Keynote speakers Dhonielle Clayton, author and COO of We Need Diverse Books; Newbery award winning author Matt de la Peña, and Knickerbocker award winning fantasy author Tamora Pierce, all spoke to this theme in their keynote speeches.

Out of all of them, Dhonielle Clayton gave us the most practical knowledge. She gives 5 main pieces of advice for diversifying your collection:

  1. Don’t rely only on big review outlets. Read the titles that they don’t highlight, and decide for yourself if the books are worth buying.
  2. Read widely. Read everything. Not just the titles that are pushed out to you.
  3. Seek balance! In displays don’t highlight just one story (and she didn’t mention this, but if you’ve never seen it, check out this amazing Ted talk “The danger of a single story” by Chimamanda Ngozi Adichie).
  4. To help us in our selection process, We Need Diverse Books has developed an app called OurStory (www.diversebooks.org/our-programs/ourstory). The app lists “diverse” books that have been reviewed and tagged by librarians.
  5. Finally, Dhonielle stressed one of the most important point in this discussion: when highlighting diverse books, don’t highlight them for their diversity. Putting together a collection of books to highlight diversity, only segregates them further. Focus on their themes and storylines. For example, at Valentines Day when you’re putting together a display of books on love, just make sure you include books about all kinds of love. If highlighting fantasy books, display books by all kinds of authors with all kinds of characters.

We Need Diverse Books will be brought to the Rochester area on September 24th (1pm-4pm) by RRLC and if you haven’t already registered, please do so. This event is filling up quickly.

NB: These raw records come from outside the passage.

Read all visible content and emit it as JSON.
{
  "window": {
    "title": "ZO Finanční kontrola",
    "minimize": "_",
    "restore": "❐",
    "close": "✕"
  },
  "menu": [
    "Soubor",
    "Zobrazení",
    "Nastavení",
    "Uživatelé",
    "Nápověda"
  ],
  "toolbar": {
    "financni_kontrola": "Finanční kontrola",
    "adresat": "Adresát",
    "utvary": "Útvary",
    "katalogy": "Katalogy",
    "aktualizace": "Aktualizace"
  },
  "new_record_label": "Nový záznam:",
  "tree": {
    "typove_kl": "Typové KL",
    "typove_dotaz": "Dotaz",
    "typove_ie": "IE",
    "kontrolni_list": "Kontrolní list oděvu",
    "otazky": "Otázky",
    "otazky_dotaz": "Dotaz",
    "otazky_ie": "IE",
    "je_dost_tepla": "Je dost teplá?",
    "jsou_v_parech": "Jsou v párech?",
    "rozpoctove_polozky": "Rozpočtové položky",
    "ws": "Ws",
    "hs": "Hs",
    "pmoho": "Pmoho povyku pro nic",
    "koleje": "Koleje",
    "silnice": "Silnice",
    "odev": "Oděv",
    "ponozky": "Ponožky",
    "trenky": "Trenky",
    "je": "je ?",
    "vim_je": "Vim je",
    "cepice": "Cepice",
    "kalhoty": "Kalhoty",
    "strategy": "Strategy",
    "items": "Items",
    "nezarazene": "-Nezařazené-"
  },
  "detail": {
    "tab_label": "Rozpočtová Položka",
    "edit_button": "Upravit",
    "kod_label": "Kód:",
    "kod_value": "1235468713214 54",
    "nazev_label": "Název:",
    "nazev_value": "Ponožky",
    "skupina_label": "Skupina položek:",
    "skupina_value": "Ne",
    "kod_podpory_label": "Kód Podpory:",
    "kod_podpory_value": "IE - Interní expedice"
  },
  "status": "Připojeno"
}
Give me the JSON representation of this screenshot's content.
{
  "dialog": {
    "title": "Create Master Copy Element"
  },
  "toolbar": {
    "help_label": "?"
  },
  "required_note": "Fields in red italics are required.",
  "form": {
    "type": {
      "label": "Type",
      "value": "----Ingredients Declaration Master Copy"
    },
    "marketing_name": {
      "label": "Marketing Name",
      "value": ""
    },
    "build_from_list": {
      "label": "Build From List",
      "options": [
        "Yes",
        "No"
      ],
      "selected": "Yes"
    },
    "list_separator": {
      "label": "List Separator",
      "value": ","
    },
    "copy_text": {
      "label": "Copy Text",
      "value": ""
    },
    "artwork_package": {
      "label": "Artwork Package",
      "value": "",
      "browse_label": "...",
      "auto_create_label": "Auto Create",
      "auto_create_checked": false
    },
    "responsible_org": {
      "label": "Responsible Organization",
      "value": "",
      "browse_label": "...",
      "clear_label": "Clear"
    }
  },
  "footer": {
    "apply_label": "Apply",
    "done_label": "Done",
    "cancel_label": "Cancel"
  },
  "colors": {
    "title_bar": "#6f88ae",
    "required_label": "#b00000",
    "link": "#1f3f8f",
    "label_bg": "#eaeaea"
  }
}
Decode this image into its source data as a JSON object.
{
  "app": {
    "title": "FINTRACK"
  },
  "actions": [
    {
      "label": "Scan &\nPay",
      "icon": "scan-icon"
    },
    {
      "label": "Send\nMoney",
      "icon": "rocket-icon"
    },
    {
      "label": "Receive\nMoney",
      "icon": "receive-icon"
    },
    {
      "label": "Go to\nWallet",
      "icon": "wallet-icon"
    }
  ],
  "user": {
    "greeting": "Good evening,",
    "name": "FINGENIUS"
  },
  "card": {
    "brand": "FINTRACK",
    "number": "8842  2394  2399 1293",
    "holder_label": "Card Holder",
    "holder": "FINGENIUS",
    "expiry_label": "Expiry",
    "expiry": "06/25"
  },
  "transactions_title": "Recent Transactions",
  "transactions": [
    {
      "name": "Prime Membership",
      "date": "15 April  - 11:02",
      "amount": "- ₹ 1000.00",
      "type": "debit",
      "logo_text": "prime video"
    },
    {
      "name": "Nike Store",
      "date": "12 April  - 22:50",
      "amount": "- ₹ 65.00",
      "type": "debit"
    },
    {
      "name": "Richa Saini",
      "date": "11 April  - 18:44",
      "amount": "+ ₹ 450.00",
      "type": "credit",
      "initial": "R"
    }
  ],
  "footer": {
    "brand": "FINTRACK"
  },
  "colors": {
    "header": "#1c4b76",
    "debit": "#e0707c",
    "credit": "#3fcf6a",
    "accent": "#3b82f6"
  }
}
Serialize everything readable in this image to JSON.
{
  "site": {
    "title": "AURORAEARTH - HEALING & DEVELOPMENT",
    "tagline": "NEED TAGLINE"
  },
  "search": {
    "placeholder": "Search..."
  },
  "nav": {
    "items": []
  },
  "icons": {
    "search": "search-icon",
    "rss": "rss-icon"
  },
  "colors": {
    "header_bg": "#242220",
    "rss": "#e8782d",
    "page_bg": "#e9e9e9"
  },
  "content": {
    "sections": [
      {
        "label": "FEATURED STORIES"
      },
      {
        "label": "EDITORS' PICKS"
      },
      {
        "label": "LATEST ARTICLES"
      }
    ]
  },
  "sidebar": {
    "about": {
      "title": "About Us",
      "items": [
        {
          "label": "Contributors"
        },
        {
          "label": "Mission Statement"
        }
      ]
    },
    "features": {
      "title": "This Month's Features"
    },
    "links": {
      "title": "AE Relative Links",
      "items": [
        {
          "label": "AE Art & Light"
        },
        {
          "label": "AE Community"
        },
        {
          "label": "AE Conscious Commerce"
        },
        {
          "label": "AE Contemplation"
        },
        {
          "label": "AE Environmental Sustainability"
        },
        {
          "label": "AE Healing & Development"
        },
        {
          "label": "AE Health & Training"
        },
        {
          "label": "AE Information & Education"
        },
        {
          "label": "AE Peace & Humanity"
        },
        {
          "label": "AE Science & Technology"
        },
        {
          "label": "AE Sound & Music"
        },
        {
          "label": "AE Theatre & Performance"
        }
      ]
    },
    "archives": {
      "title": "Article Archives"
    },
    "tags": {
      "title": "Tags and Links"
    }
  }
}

Information and registration at: https://rrlc.org/event-details/we-need-diverse-libraries-diversifying-your-bookshelves-for-young-readers-and-teens/